  • Preserving and protecting the beauty of the Highway 11 corridor, while maintaining the property rights of people that live along that highway.
  • Created a website that allows the citizens of Pickens County to report potholes, and road maintenance issues. This service is currently not available inside the municipalities yet, but the county is looking to expand to the cities as well. You can visit to see upcoming paving road projects or to submit a work order.  
Pickens County Administrator Ken Roper speaking at the 2022 State of the County Address. Photo: Natalia Martin

Ken Roper was appointed Pickens County Administrator in 2019 by the County Council. He is the chief executive officer of the county and is responsible for overseeing the day-to-day operations of the county not already governed by elected officials or special districts.

Ken Roper’s Address

  • Laid out the vision of the county council.
    • Provide efficient essential services
    • Protect and enhance our unique nature
    • Promote a culture of public service
    • Deliver prompt effective emergency response 
    • Strengthen our resilient local economy
  • Introduced the LEAPS program, or the Leadership Enhancement Academy for Public Servants. It’s an internal county public training program that helps candidates reach their leadership potential. The county and individual municipalities select class participants, bridging the relationship between the county and the cities. The next class starts in January. 
  • The county also created the Public Employee Service Corps, a program that allows employees to sign up and volunteer around the county. It’s a partnership between STOPP (Solution To Our Problem Properties) task force and United Way. Volunteers help with picking up trash, abating property conditions, and other tasks. This program is unique to our county.
  • The Pickens Proud program and nonprofit Keep Pickens Beautiful partnered to find sustainable ways to reduce litter in our county.

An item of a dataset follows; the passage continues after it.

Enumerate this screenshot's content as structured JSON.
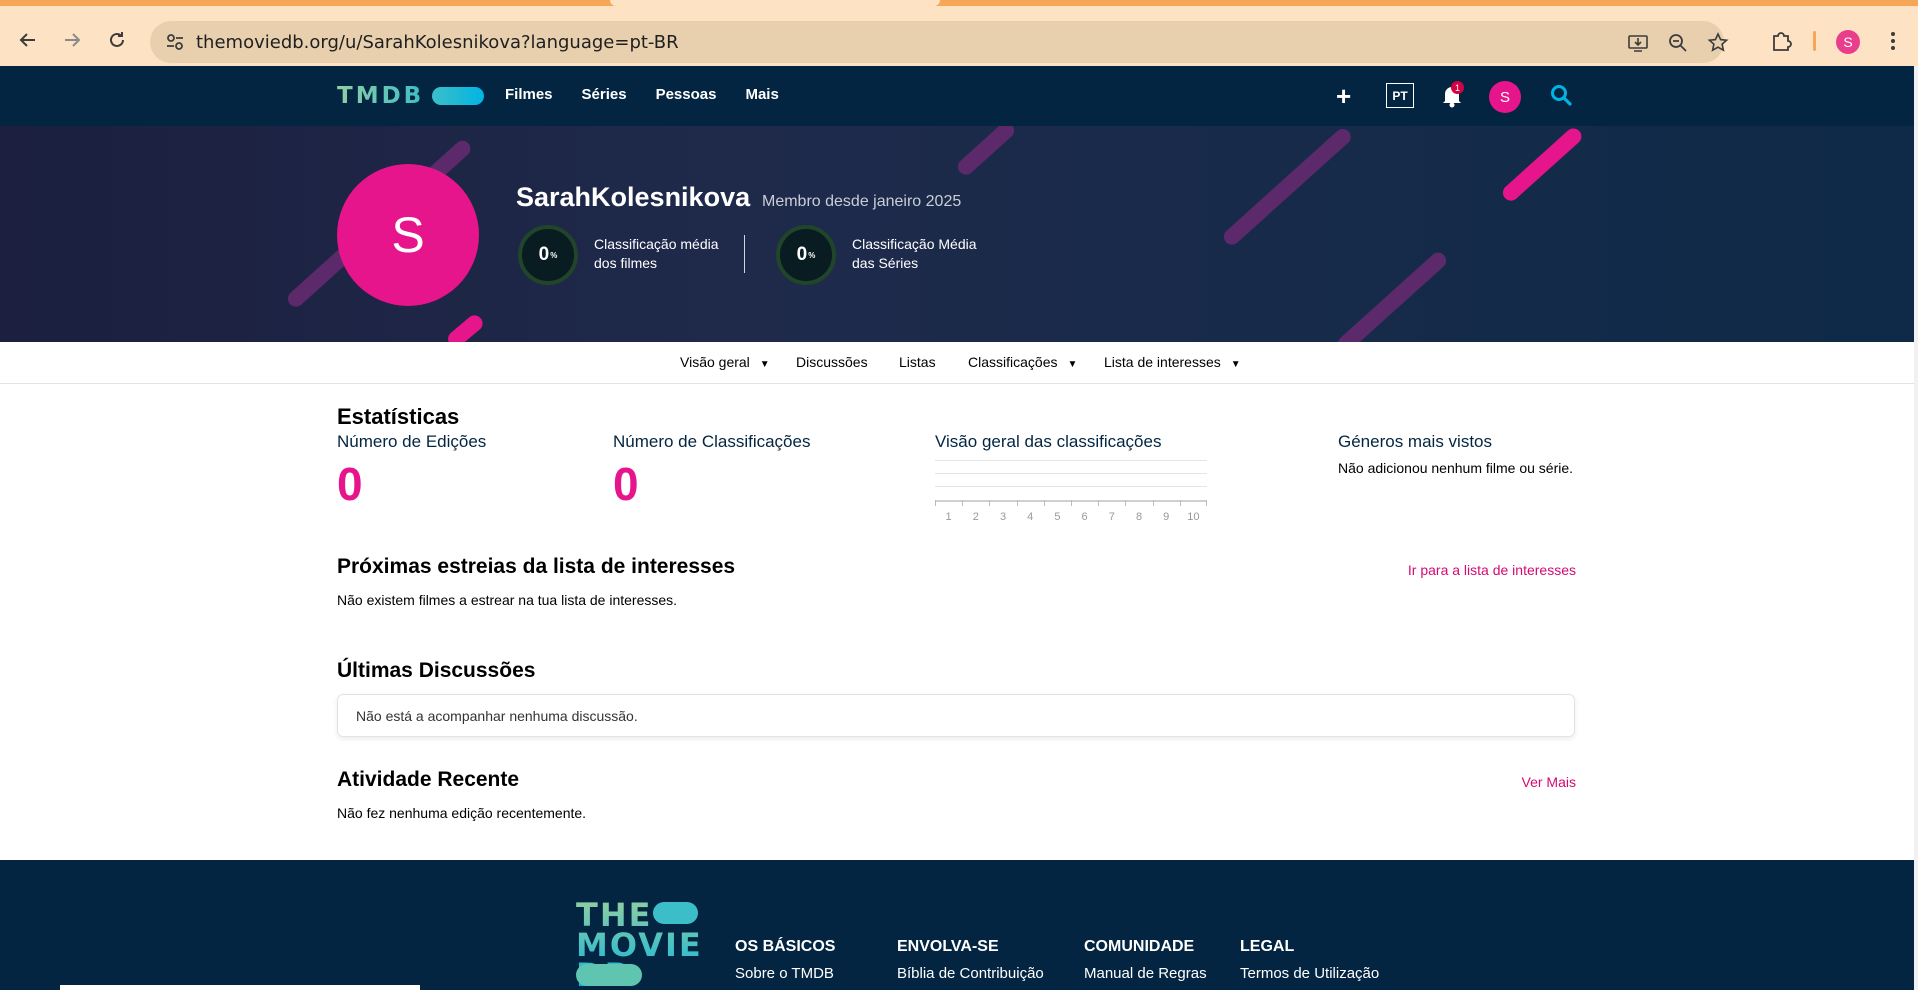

They recently had their 6-month review of the trash situation. 
  • The county also took over SCDOT’s Adopt a Highway program. The county will run a local Adopt the Highway program. When asked if the county can use inmates for labor, we found that the inmates in the county are pre-sentence.  Legally, since everyone is innocent until proven guilty, this isn’t possible. The solution is coming from the local communities and businesses who own the role of keeping our county beautiful.

“If not us, then who? If not now, when? Together, let’s make Pickens proud.”

  • To utilize all the available space in our nearly full landfill, the county purchased a C&D shredder that grinds up large waste. Along with a trash baler (compacts waste into blocks) purchased by the county council, this allows for 10:1 compaction and has saved the county millions because they don’t need to run trucks to transport large waste to the Greenville landfill. Bagged trash has been shipped to the Twin Chimneys landfill for the past 20 years, and will continue to go there. 
  • Glass crushing program. The county recently secured funding to buy a small glass crusher that pulverizes glass waste. The machine essentially turns sharp and hazardous glass into sand. This sand can possibly be used to fill potholes, and for other purposes.

Overall, the Pickens County leadership seems to be effective and efficient in its operations. They shared some very exciting and innovative solutions to local problems. As residents in the county, we look forward to finding and bridging the gaps between the city and the county by providing our Easley citizens with this information. 

Please consider joining us and Easley’s Beautification Committee this Saturday, November 19, 2022, for our litter cleanup campaign.

Volunteers are needed to pick up litter along the Baptist Easley Fitness Trail from 10 AM – 12 PM. Click here for more information.

Guests listening to Councilman Chris Bowers speak at the 2022 State of the County Address event. Photo: Natalia Martin